Dataset entries
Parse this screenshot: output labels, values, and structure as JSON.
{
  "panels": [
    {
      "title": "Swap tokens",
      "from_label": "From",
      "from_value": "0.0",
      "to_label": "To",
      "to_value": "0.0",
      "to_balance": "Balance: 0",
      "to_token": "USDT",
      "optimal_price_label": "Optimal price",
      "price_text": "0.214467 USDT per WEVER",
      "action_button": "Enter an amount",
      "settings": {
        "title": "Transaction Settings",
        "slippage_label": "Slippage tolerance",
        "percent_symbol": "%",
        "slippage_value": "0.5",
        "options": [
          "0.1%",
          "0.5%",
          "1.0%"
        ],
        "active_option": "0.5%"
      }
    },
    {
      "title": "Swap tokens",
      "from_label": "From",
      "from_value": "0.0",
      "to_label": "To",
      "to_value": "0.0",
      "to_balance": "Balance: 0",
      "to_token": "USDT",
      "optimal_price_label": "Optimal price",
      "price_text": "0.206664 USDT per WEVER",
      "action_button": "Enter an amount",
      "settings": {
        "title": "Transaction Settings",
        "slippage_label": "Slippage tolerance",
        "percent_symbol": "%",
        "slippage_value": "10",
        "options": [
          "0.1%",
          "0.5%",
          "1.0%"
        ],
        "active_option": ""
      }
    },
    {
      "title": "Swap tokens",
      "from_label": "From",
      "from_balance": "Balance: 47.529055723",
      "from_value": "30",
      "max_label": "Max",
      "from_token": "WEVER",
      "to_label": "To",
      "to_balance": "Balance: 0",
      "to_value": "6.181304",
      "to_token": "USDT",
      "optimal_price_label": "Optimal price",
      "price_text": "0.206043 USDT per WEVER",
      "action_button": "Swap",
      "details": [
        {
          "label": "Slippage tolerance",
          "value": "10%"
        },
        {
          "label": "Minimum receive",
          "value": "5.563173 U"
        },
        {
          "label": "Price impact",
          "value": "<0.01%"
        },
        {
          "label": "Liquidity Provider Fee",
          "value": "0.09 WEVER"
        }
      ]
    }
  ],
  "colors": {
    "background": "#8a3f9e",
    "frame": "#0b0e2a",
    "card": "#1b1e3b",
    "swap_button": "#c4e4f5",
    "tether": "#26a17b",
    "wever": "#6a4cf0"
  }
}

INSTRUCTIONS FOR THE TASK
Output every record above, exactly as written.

SOLUTION FOR THIS EXERCISE
Parse this screenshot: output labels, values, and structure as JSON.
{
  "panels": [
    {
      "title": "Swap tokens",
      "from_label": "From",
      "from_value": "0.0",
      "to_label": "To",
      "to_value": "0.0",
      "to_balance": "Balance: 0",
      "to_token": "USDT",
      "optimal_price_label": "Optimal price",
      "price_text": "0.214467 USDT per WEVER",
      "action_button": "Enter an amount",
      "settings": {
        "title": "Transaction Settings",
        "slippage_label": "Slippage tolerance",
        "percent_symbol": "%",
        "slippage_value": "0.5",
        "options": [
          "0.1%",
          "0.5%",
          "1.0%"
        ],
        "active_option": "0.5%"
      }
    },
    {
      "title": "Swap tokens",
      "from_label": "From",
      "from_value": "0.0",
      "to_label": "To",
      "to_value": "0.0",
      "to_balance": "Balance: 0",
      "to_token": "USDT",
      "optimal_price_label": "Optimal price",
      "price_text": "0.206664 USDT per WEVER",
      "action_button": "Enter an amount",
      "settings": {
        "title": "Transaction Settings",
        "slippage_label": "Slippage tolerance",
        "percent_symbol": "%",
        "slippage_value": "10",
        "options": [
          "0.1%",
          "0.5%",
          "1.0%"
        ],
        "active_option": ""
      }
    },
    {
      "title": "Swap tokens",
      "from_label": "From",
      "from_balance": "Balance: 47.529055723",
      "from_value": "30",
      "max_label": "Max",
      "from_token": "WEVER",
      "to_label": "To",
      "to_balance": "Balance: 0",
      "to_value": "6.181304",
      "to_token": "USDT",
      "optimal_price_label": "Optimal price",
      "price_text": "0.206043 USDT per WEVER",
      "action_button": "Swap",
      "details": [
        {
          "label": "Slippage tolerance",
          "value": "10%"
        },
        {
          "label": "Minimum receive",
          "value": "5.563173 U"
        },
        {
          "label": "Price impact",
          "value": "<0.01%"
        },
        {
          "label": "Liquidity Provider Fee",
          "value": "0.09 WEVER"
        }
      ]
    }
  ],
  "colors": {
    "background": "#8a3f9e",
    "frame": "#0b0e2a",
    "card": "#1b1e3b",
    "swap_button": "#c4e4f5",
    "tether": "#26a17b",
    "wever": "#6a4cf0"
  }
}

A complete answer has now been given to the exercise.